Comment below with questions, and happy budgeting!


What’s the Heck is a Raincheck?

How many times has this scenario happened to you? You’re all ready to go shopping, see a great deal on a store’s website or were mailed a great promotional offer. You get in your car, head to the store to purchase the item that is on a great sale, only to find it’s sold out. As a bargain hunter, that happens to me more often than you would expect. It’s annoying, it’s frustrating, and a pain in the hiney! The next time you walk into a store and an item on sale is completely sold out, ask for a raincheck.

What is a Raincheck?

A raincheck is a store’s version of an I Owe You (IOU). If an item is advertised at a discounted price and sold out, you don’t have to leave the store empty-handed. You can find a store employee or store manager and ask for a raincheck. The raincheck will allow you to purchase the item at the discounted price once the item comes back into stock.

How Do I Get a Raincheck?

This happened to me earlier this week. I was shopping at my local Sprouts Farmers Market and saw that almond milk was on sale for $1.99. A great deal! When I went back to the milk section to the store only to find they were completely sold out. Bummer! After asking an employee if they had any more in the back, I was disappointed to find they were completely sold out. As I was checking out I asked the cashier for a raincheck. Without hesitation, he wrote one up for me. The next time I’m at Sprouts I’ll be able to snag my discounted almond milk.

Do Stores Have to Give Me a Raincheck?

The short answer is, it depends. Some states require retailers to provide rainchecks for sold out items. Those states require stores to “make good” on advertised offers. Other states do not have the same consumer protection. A store can also say in the ad that there are limited quantities or that rainchecks are not allowed. During the holiday season, when items are severely discounted, stores will often not allow rainchecks. So if you’re trying to score a great deal on Black Friday or Cyber Monday, you’ll want to shop early before supplies run out.

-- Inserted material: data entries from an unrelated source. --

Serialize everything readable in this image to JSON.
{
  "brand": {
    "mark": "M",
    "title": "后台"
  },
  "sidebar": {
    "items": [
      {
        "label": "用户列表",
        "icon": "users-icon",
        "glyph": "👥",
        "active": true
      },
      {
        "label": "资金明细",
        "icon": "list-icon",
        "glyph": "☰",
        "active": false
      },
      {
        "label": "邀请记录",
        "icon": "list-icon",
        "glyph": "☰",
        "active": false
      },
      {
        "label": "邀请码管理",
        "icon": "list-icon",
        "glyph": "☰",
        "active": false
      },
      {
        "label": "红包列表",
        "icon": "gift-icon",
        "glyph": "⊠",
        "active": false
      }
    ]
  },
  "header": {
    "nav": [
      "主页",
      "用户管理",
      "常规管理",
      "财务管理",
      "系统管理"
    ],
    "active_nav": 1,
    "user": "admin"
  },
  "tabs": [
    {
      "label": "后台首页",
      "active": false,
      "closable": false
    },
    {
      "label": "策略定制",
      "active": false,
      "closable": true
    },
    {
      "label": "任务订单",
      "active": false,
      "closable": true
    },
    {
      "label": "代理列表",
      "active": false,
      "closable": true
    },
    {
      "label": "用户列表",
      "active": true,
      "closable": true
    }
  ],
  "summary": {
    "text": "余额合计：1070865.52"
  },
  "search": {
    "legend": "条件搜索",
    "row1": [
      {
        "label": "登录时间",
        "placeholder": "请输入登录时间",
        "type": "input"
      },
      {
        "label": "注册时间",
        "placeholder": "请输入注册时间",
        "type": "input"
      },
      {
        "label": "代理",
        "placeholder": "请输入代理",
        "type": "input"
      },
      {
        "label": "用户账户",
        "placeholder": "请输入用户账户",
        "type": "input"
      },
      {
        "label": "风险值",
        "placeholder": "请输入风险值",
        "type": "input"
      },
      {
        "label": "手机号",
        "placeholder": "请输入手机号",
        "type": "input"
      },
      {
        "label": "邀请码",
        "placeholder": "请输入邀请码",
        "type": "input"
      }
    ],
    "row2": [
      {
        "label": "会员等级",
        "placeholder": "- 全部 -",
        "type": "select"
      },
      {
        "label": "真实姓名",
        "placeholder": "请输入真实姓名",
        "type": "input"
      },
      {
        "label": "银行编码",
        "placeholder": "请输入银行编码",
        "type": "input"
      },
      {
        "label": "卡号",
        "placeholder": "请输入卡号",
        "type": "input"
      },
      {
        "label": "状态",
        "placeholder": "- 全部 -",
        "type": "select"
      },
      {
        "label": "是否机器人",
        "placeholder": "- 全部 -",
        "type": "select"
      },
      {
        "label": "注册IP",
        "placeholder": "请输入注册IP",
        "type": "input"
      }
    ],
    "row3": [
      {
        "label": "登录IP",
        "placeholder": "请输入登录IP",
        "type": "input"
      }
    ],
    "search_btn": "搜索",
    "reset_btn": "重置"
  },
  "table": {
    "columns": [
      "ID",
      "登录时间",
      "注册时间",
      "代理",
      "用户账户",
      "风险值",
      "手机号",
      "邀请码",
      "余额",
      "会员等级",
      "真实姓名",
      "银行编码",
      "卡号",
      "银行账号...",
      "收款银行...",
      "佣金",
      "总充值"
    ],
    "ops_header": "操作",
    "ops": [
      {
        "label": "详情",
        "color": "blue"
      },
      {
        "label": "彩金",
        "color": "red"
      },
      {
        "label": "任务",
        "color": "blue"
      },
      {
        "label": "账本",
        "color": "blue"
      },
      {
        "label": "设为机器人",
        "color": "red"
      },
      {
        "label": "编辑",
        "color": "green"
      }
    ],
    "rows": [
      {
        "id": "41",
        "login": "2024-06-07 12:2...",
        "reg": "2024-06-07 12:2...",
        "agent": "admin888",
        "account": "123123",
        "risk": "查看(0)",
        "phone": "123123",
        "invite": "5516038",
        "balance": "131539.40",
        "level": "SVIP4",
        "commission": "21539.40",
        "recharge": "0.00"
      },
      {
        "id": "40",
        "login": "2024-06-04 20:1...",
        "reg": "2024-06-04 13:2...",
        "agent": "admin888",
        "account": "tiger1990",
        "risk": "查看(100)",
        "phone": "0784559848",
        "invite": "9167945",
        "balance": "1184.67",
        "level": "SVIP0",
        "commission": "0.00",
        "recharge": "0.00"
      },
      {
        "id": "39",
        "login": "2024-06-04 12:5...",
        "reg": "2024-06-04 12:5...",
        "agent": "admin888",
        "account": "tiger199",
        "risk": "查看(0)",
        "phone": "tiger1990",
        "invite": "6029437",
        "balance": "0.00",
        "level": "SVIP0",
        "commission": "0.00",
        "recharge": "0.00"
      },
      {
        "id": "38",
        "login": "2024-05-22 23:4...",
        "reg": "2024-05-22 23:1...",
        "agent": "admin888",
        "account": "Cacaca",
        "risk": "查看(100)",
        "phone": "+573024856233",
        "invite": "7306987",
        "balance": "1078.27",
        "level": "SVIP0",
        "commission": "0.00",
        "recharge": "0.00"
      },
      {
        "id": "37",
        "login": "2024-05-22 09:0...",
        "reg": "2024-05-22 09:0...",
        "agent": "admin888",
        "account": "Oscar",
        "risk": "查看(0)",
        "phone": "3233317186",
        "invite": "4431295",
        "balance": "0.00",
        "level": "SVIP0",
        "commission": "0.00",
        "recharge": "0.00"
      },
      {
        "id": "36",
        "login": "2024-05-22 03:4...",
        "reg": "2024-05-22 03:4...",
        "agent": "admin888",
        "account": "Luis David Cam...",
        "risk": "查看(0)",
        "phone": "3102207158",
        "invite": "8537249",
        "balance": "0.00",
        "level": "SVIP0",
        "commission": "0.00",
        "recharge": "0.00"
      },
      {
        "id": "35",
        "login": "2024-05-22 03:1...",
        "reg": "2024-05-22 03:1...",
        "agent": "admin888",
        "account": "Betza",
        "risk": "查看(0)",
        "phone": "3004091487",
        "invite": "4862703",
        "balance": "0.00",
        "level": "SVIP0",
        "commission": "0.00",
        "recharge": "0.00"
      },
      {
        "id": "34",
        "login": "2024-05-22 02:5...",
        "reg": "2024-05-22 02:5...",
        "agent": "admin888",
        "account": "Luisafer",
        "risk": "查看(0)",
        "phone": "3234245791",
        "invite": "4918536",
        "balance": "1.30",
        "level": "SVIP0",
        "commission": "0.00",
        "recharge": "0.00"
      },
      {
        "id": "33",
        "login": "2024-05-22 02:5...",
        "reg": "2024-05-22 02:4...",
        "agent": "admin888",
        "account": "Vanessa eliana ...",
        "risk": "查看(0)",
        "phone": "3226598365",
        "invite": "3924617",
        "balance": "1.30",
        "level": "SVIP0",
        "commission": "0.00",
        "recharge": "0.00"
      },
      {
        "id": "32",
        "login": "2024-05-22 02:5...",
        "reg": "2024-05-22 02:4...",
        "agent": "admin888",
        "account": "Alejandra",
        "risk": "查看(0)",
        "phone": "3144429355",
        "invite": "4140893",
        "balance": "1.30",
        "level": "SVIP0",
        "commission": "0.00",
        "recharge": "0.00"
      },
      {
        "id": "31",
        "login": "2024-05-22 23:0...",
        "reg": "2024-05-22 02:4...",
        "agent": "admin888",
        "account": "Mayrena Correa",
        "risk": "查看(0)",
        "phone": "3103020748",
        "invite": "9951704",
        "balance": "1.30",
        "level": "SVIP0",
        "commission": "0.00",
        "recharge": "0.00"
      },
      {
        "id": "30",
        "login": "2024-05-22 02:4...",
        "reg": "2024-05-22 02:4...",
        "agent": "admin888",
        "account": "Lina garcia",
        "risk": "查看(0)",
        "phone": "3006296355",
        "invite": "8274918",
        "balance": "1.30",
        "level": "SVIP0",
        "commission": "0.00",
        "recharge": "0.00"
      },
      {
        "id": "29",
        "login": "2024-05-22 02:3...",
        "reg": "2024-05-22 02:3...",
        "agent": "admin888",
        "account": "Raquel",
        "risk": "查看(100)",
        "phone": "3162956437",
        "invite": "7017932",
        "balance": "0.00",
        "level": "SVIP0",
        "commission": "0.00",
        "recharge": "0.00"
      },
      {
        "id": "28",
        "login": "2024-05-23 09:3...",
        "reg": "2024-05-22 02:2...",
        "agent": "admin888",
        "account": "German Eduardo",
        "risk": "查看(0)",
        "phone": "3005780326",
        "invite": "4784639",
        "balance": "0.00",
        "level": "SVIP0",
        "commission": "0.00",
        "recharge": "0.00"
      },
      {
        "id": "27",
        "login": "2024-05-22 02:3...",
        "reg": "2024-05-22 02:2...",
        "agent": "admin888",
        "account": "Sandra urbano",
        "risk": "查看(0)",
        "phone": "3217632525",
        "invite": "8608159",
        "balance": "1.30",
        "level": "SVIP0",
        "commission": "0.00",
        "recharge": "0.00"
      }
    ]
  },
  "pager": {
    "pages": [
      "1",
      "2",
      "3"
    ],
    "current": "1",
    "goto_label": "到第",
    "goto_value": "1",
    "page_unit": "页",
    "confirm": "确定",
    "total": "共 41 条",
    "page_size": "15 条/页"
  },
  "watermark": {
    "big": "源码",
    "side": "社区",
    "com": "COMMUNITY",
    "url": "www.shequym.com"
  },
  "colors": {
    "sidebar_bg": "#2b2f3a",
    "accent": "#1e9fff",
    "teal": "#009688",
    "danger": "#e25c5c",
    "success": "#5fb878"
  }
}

Raincheck Alternatives

Depending on a store’s policy you may be able to purchase a comparable item at the sale price. This happened to me a few months ago. For those of you that have Safeway grocery stores nearby, you’re probably aware of Safeway’s Monopoly promotion. Every spring Safeway allows customers to earn Monopoly tickets for purchasing groceries.

Many of the Monopoly tickets have coupons for free items. This spring I received coupons for free salt, donuts, french baguettes, grocery bags, facial tissue, etc. All of the coupons expire on the same day. I can say from personal experience that the day the coupons expire is pure chaos. I’ve never seen more people at Safeway on the day the Monopoly coupons expire. Needless to say, because many people receive the same coupons and they expire on the same day the store looks like it’s been ransacked. The shelves are completely empty of the coupon items.

Instead of asking for a raincheck, I simply asked if I could get redeem my coupons for items of similar quality. Instead of getting a french baguette (which was completely sold out) I grabbed a sourdough loaf. Instead of regular grocery bags, I snagged bathroom sized grocery bags. Instead of a donut, I got a bagel.

Getting a Raincheck Alternative

The easiest way to score a raincheck or raincheck alternative is to ask. Just ask. Ask a store employee or manager and oftentimes (if you’re nice) they’ll grant your wish. Don’t be a jerk, don’t be rude, and don’t act entitled. If you’re polite and apologetic, more times than not your raincheck or raincheck alternative will be given to you.

P.S. If you’re looking for other ways to save money online, check out my abandoned shopping cart trick.